» **WHAT IS BEING ASKED**:
The lines to copy are those in the records below that hold the word "JSON".

==== INPUT

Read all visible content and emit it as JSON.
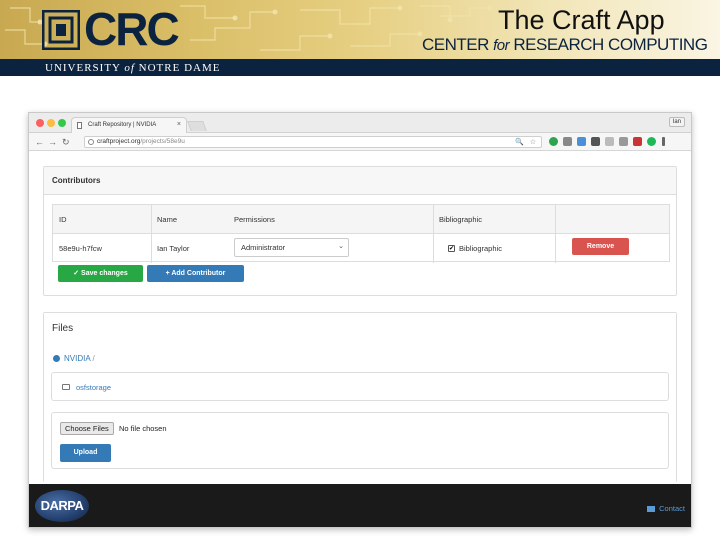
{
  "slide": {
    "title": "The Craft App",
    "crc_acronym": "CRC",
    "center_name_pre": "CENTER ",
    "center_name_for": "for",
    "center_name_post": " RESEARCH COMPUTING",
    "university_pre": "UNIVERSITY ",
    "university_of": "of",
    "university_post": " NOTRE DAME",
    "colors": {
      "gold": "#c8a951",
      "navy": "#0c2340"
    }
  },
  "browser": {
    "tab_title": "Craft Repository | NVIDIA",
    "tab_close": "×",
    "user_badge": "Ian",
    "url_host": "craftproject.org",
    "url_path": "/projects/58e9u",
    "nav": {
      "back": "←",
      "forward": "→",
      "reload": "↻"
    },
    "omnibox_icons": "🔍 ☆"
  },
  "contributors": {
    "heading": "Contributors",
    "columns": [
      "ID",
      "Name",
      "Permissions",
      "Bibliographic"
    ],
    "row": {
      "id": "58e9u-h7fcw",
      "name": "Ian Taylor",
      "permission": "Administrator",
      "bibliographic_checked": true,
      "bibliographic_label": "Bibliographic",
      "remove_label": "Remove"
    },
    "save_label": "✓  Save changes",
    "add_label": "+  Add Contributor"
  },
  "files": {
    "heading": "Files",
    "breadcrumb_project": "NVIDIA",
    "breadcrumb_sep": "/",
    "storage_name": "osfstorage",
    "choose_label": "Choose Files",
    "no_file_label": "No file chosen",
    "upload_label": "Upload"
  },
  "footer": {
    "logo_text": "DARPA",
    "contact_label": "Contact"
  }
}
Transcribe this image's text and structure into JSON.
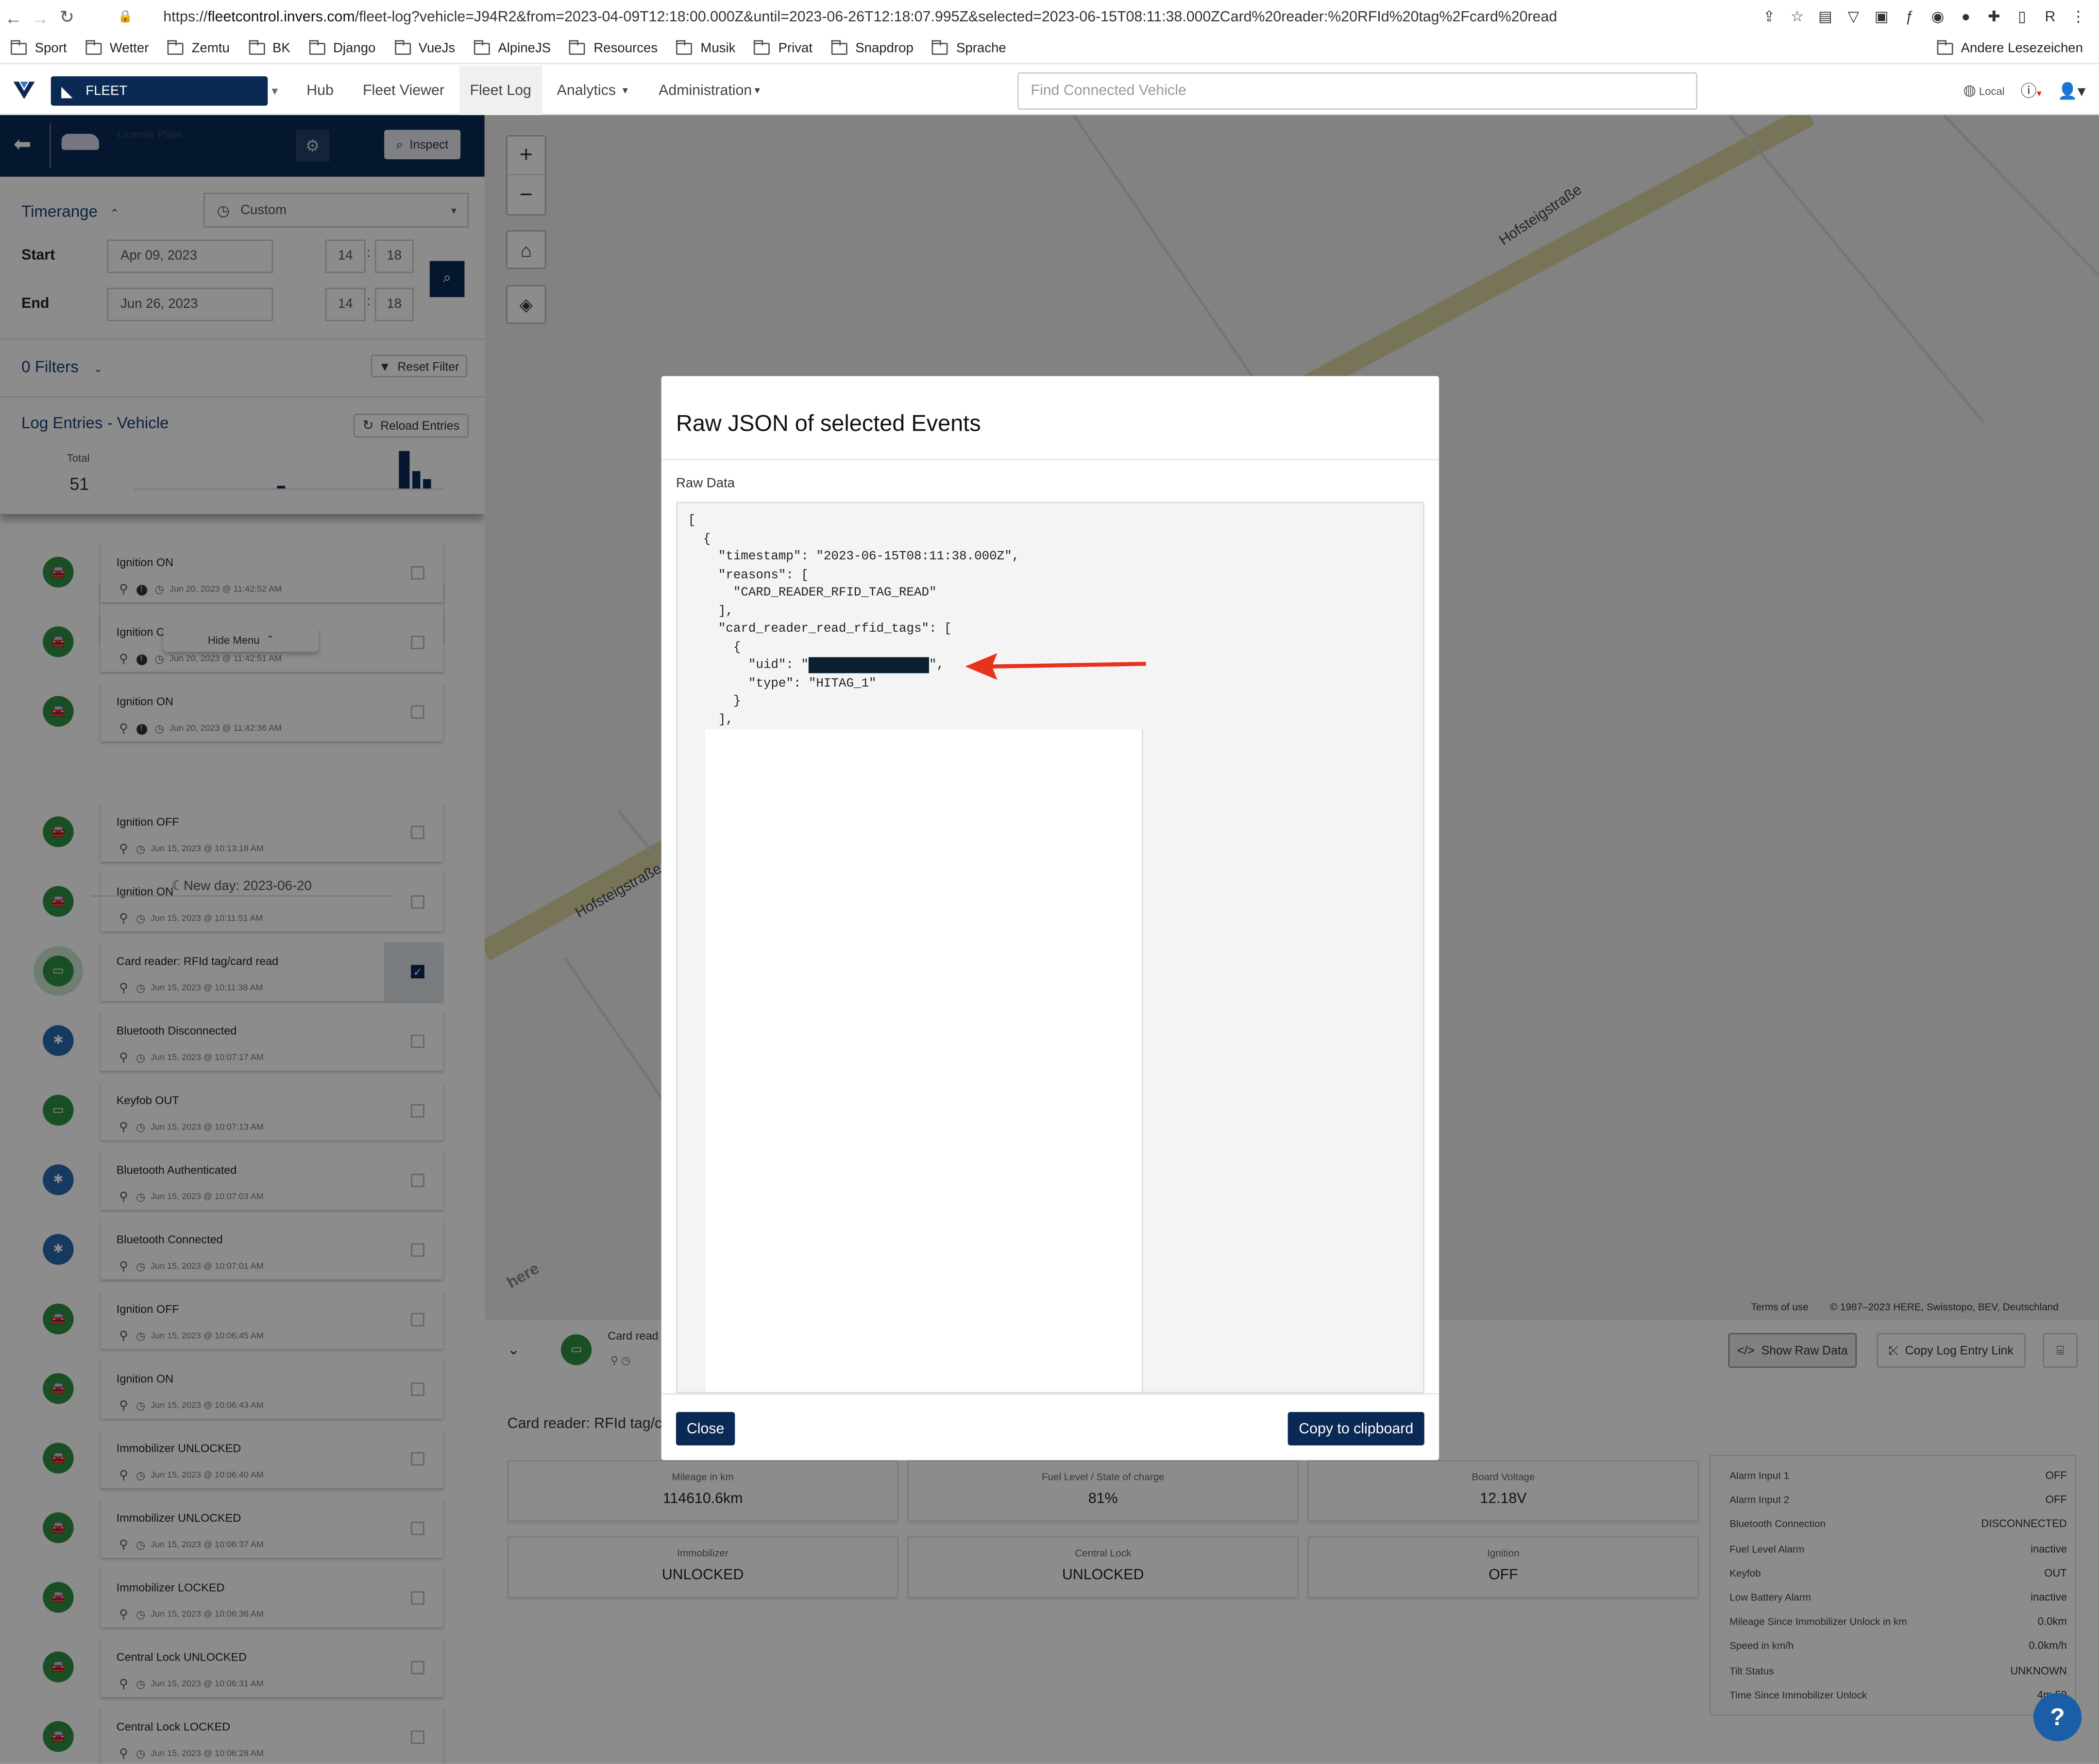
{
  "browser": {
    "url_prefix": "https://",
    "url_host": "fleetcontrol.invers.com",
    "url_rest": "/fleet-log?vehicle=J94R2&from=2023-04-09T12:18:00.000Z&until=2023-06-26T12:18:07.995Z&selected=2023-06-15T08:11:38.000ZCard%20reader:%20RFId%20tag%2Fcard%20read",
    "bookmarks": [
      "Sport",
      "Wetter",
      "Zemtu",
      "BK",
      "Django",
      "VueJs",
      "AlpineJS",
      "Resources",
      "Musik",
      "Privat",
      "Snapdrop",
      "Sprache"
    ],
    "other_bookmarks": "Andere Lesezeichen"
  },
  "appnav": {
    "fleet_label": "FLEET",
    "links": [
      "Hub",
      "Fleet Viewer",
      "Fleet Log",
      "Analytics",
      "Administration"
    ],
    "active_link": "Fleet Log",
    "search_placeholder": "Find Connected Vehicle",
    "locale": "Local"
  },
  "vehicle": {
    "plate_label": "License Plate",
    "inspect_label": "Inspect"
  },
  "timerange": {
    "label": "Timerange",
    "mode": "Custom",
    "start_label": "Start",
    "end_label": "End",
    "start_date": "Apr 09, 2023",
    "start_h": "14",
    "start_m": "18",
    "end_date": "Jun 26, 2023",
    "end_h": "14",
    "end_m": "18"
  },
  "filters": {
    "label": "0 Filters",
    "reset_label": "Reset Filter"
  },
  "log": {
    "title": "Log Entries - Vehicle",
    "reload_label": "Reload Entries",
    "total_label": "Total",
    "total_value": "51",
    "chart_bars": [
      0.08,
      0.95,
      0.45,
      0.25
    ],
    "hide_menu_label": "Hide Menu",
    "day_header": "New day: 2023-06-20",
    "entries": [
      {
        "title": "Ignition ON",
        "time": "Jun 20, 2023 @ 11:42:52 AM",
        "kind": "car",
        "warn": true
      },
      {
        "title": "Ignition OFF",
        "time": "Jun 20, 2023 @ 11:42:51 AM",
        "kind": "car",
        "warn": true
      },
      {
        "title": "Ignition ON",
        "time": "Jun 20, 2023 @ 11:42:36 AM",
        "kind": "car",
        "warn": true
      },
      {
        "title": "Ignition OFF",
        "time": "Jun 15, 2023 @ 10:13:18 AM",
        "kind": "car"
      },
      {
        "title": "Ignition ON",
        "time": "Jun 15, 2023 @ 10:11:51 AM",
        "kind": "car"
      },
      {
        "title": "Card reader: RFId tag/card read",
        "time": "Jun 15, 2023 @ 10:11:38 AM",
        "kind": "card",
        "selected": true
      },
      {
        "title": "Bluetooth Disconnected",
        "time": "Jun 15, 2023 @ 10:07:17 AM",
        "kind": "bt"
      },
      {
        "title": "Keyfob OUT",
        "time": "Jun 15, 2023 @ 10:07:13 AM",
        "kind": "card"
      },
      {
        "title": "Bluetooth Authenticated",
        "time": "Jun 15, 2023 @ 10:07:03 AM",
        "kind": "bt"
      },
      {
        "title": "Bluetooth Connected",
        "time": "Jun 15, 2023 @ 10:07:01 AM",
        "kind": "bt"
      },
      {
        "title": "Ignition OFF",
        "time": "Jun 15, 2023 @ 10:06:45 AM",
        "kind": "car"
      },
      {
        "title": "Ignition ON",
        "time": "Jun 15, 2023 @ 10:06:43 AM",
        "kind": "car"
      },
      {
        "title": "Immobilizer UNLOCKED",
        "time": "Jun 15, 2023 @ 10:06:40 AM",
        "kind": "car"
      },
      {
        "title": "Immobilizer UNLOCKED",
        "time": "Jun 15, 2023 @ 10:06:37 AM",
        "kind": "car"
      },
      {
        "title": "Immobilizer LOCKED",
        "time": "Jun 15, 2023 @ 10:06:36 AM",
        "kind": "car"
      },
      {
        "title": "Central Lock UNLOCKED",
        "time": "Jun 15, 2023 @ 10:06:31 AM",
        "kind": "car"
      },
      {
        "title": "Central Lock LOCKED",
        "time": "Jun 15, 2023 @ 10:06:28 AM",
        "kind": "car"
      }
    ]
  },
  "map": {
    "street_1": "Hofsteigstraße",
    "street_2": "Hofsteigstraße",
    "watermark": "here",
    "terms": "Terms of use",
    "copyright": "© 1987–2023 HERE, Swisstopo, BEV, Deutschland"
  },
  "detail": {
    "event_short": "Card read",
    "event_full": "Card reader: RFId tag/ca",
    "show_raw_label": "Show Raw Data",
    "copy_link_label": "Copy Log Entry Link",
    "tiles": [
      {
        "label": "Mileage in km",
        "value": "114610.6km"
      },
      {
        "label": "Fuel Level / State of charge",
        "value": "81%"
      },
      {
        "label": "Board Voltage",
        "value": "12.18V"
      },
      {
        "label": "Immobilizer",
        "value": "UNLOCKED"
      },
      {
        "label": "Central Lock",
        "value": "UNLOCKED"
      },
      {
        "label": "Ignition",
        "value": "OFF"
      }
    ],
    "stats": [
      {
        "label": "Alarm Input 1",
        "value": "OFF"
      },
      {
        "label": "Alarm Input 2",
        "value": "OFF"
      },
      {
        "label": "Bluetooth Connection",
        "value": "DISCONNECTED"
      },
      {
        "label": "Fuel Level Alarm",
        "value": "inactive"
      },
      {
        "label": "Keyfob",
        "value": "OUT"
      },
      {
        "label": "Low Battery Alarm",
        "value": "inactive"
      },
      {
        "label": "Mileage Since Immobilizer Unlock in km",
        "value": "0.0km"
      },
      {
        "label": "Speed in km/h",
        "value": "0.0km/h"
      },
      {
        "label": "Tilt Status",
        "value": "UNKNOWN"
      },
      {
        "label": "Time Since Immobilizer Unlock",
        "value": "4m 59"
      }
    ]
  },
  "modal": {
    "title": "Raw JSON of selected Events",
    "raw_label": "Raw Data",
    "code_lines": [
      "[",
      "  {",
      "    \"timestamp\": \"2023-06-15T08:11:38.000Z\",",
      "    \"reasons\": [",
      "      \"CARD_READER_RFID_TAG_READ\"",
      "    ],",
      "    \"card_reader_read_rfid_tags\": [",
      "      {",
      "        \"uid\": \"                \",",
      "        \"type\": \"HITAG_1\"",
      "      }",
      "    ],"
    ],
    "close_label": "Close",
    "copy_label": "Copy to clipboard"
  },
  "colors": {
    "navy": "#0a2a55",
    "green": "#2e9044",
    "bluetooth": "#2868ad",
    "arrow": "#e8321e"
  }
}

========

» **SOLVED EXERCISE**:
Read all visible content and emit it as JSON.
Transcribe this image's text and structure into JSON.
    "title": "Raw JSON of selected Events",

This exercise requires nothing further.